EXCERPTED DATA |
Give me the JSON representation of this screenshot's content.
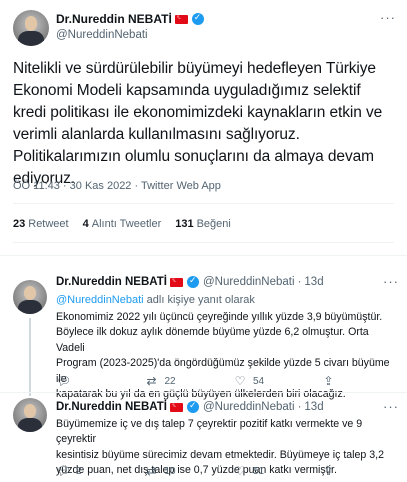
{
  "main": {
    "name": "Dr.Nureddin NEBATİ",
    "handle": "@NureddinNebati",
    "text_lines": [
      "Nitelikli ve sürdürülebilir büyümeyi hedefleyen Türkiye",
      "Ekonomi Modeli kapsamında uyguladığımız selektif",
      "kredi politikası ile ekonomimizdeki kaynakların etkin ve",
      "verimli alanlarda kullanılmasını sağlıyoruz.",
      "Politikalarımızın olumlu sonuçlarını da almaya devam",
      "ediyoruz."
    ],
    "meta": "ÖÖ 11:43 · 30 Kas 2022 · Twitter Web App",
    "stats": {
      "retweets_count": "23",
      "retweets_label": "Retweet",
      "quotes_count": "4",
      "quotes_label": "Alıntı Tweetler",
      "likes_count": "131",
      "likes_label": "Beğeni"
    }
  },
  "replies": [
    {
      "name": "Dr.Nureddin NEBATİ",
      "handle": "@NureddinNebati",
      "time": "13d",
      "reply_to_mention": "@NureddinNebati",
      "reply_to_suffix": " adlı kişiye yanıt olarak",
      "text_lines": [
        "Ekonomimiz 2022 yılı üçüncü çeyreğinde yıllık yüzde 3,9 büyümüştür.",
        "Böylece ilk dokuz aylık dönemde büyüme yüzde 6,2 olmuştur. Orta Vadeli",
        "Program (2023-2025)'da öngördüğümüz şekilde yüzde 5 civarı büyüme ile",
        "kapatarak bu yıl da en güçlü büyüyen ülkelerden biri olacağız."
      ],
      "replies_count": "",
      "retweets_count": "22",
      "likes_count": "54"
    },
    {
      "name": "Dr.Nureddin NEBATİ",
      "handle": "@NureddinNebati",
      "time": "13d",
      "text_lines": [
        "Büyümemize iç ve dış talep 7 çeyrektir pozitif katkı vermekte ve 9 çeyrektir",
        "kesintisiz büyüme sürecimiz devam etmektedir. Büyümeye iç talep 3,2",
        "yüzde puan, net dış talep ise 0,7 yüzde puan katkı vermiştir."
      ],
      "replies_count": "2",
      "retweets_count": "10",
      "likes_count": "51"
    }
  ],
  "icons": {
    "reply": "reply-icon",
    "retweet": "retweet-icon",
    "like": "heart-icon",
    "share": "share-icon",
    "more": "more-icon",
    "verified": "verified-icon",
    "flag": "turkey-flag-icon"
  },
  "colors": {
    "accent": "#1d9bf0",
    "text": "#0f1419",
    "secondary": "#536471",
    "border": "#eff3f4"
  }
}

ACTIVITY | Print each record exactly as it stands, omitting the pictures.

RESPONSE BOX |
Give me the JSON representation of this screenshot's content.
{
  "main": {
    "name": "Dr.Nureddin NEBATİ",
    "handle": "@NureddinNebati",
    "text_lines": [
      "Nitelikli ve sürdürülebilir büyümeyi hedefleyen Türkiye",
      "Ekonomi Modeli kapsamında uyguladığımız selektif",
      "kredi politikası ile ekonomimizdeki kaynakların etkin ve",
      "verimli alanlarda kullanılmasını sağlıyoruz.",
      "Politikalarımızın olumlu sonuçlarını da almaya devam",
      "ediyoruz."
    ],
    "meta": "ÖÖ 11:43 · 30 Kas 2022 · Twitter Web App",
    "stats": {
      "retweets_count": "23",
      "retweets_label": "Retweet",
      "quotes_count": "4",
      "quotes_label": "Alıntı Tweetler",
      "likes_count": "131",
      "likes_label": "Beğeni"
    }
  },
  "replies": [
    {
      "name": "Dr.Nureddin NEBATİ",
      "handle": "@NureddinNebati",
      "time": "13d",
      "reply_to_mention": "@NureddinNebati",
      "reply_to_suffix": " adlı kişiye yanıt olarak",
      "text_lines": [
        "Ekonomimiz 2022 yılı üçüncü çeyreğinde yıllık yüzde 3,9 büyümüştür.",
        "Böylece ilk dokuz aylık dönemde büyüme yüzde 6,2 olmuştur. Orta Vadeli",
        "Program (2023-2025)'da öngördüğümüz şekilde yüzde 5 civarı büyüme ile",
        "kapatarak bu yıl da en güçlü büyüyen ülkelerden biri olacağız."
      ],
      "replies_count": "",
      "retweets_count": "22",
      "likes_count": "54"
    },
    {
      "name": "Dr.Nureddin NEBATİ",
      "handle": "@NureddinNebati",
      "time": "13d",
      "text_lines": [
        "Büyümemize iç ve dış talep 7 çeyrektir pozitif katkı vermekte ve 9 çeyrektir",
        "kesintisiz büyüme sürecimiz devam etmektedir. Büyümeye iç talep 3,2",
        "yüzde puan, net dış talep ise 0,7 yüzde puan katkı vermiştir."
      ],
      "replies_count": "2",
      "retweets_count": "10",
      "likes_count": "51"
    }
  ],
  "icons": {
    "reply": "reply-icon",
    "retweet": "retweet-icon",
    "like": "heart-icon",
    "share": "share-icon",
    "more": "more-icon",
    "verified": "verified-icon",
    "flag": "turkey-flag-icon"
  },
  "colors": {
    "accent": "#1d9bf0",
    "text": "#0f1419",
    "secondary": "#536471",
    "border": "#eff3f4"
  }
}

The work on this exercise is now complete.